Willa Cather, the oldest of seven children, was born on December 7, 1873. She lived in Virginia until age nine, when her family moved to Nebraska. The shift from the mountains of Virginia to the plains of Nebraska affected Cather strongly, as did the immigrant population she encountered in Red Cloud, the second Nebraska town in which her family lived. Cather attended the University of Nebraska, where she was a star student. Although she initially wanted to be a doctor, she soon decided to concentrate on the classics. During college, Cather discovered her talent for writing and quickly entered the world of journalism. By the time she was twenty, she had a column in the Nebraska State Journal, and during her junior year, she became the paper’s drama critic. After graduation, she took a job in Pittsburgh, Pennsylvania, as managing editor for Home Monthly, a women’s magazine. About a year later, she became a drama critic for a Pittsburgh newspaper called the Leader.

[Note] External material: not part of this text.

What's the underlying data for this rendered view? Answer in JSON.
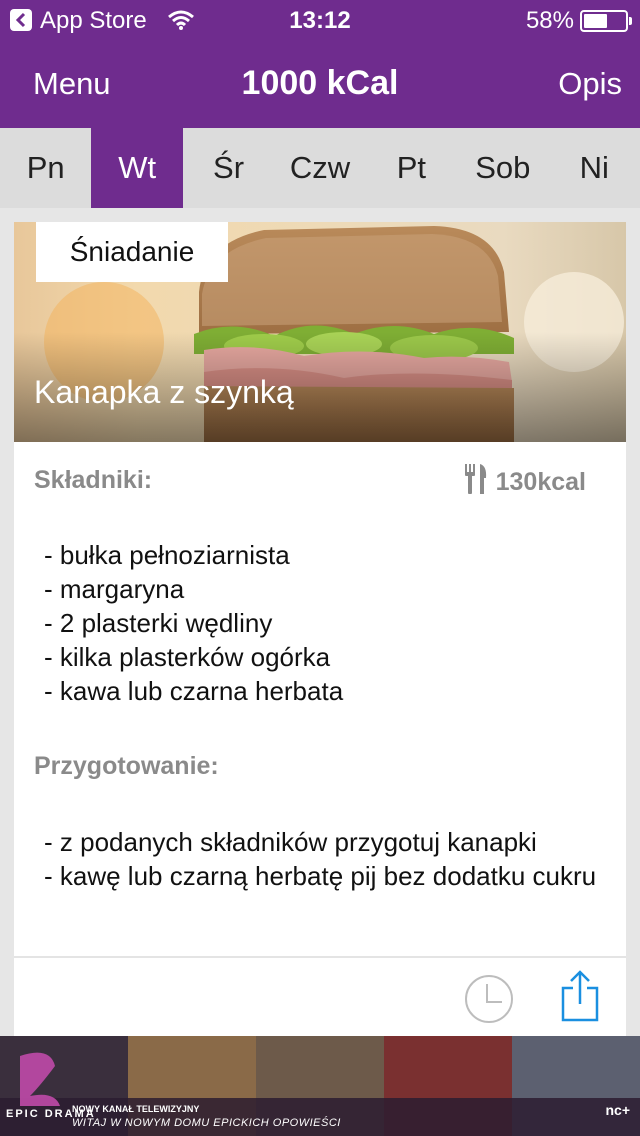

Beginning in 1901, Cather did a five-year stint as a high school English teacher, a job she hoped would give her plenty of time for her own writing. In 1903, she published a book of poetry called April Twilights. After she met S. S. McClure, editor of McClure’s Magazine, McClure offered her a job as an editor at the magazine, which was famous for its muckraking journalism. She accepted and moved to New York. Cather’s biography of Christian Science founder Mary Baker Eddy was published serially in McClure’s, and in 1909, it was published as a book. The biography infuriated Christian Scientists, who attempted to buy every copy in an effort to contain the damage.
In 1913, Cather followed the advice of her mentor, writer Sarah Orne Jewett, and left the magazine to focus on writing full-time. Cather considered her first novel, Alexander’s Bridge (1912), derivative of Henry James’s and Edith Wharton’s fiction. She found her true voice in O Pioneers! (1913), a novel set on the prairie. In 1918, Cather published My Ántonia, the story of a boy named Jim who, like Cather, moves to Nebraska from Virginia. The novel received rave reviews, and its popularity persists today. Cather won the Pulitzer Prize for One of Ours (1922). In her novel Death Comes for the Archbishop (1927), Cather explored the life of a French Catholic missionary in the southwestern United States.
Cather’s other works include the novels The Song of the Lark (1915), The Professor’s House (1922), A Lost Lady (1923), My Mortal Enemy (1926), Shadows on the Rock (1931), Lucy Gayheart (1935), and Sapphira and the Slave Girl (1940) and the short-story collections Youth and the Bright Medusa (1920) and Obscure Destinies (1932). Cather died of a cerebral hemorrhage in 1947.
Although Cather is most often associated with the prairie, her adult life was cosmopolitan. She lived in a number of big cities, including New York. Most modern scholars agree that she was a lesbian. She wrote her books for her friend Isabelle McClung, with whom she lived and traveled in her twenties. For forty years, Cather lived with Edith Lewis, an advertising woman who also hailed from Nebraska. Many details of Cather’s personal life are unknown, however, because both she and Lewis destroyed their letters.
In recent years, critical interest in Cather has increased dramatically. Once dismissed as a folksy Midwestern writer, Cather’s reputation has undergone a transformation. Feminist scholars, among others, find much to interest them in such novels as O, Pioneers! and My Antonia, and Cather’s work is increasingly taught in high schools and colleges.
“Paul’s Case,” one of Cather’s most frequently anthologized short stories, was originally published in McClure’s. It later appeared in Cather’s first short-story collection, The Troll Garden (1905). It was written and is set in Pittsburgh, where men such as J. P. Morgan and Andrew Carnegie were making vast fortunes during the early 1900s. These “iron kings” and steel magnates are the giants who employ Paul’s neighbors and who fire Paul’s imagination. Carnegie Music Hall in Pittsburgh, where Paul works as an usher, is named for steel magnate and philanthropist Andrew Carnegie. Carnegie’s name and influence loom large over the story, because it is at the Hall that Paul first finds a means of escaping his unhappy life.
Cather claimed that her teaching experiences inspired “Paul’s Case.” Her career as a young journalist also seems to inform the story, as Cather spoke of the intoxicating effect of seeing her name in print for the first time. Her instant addiction to the world of journalism and the arts is mirrored in Paul, who is hypnotized by theater and music.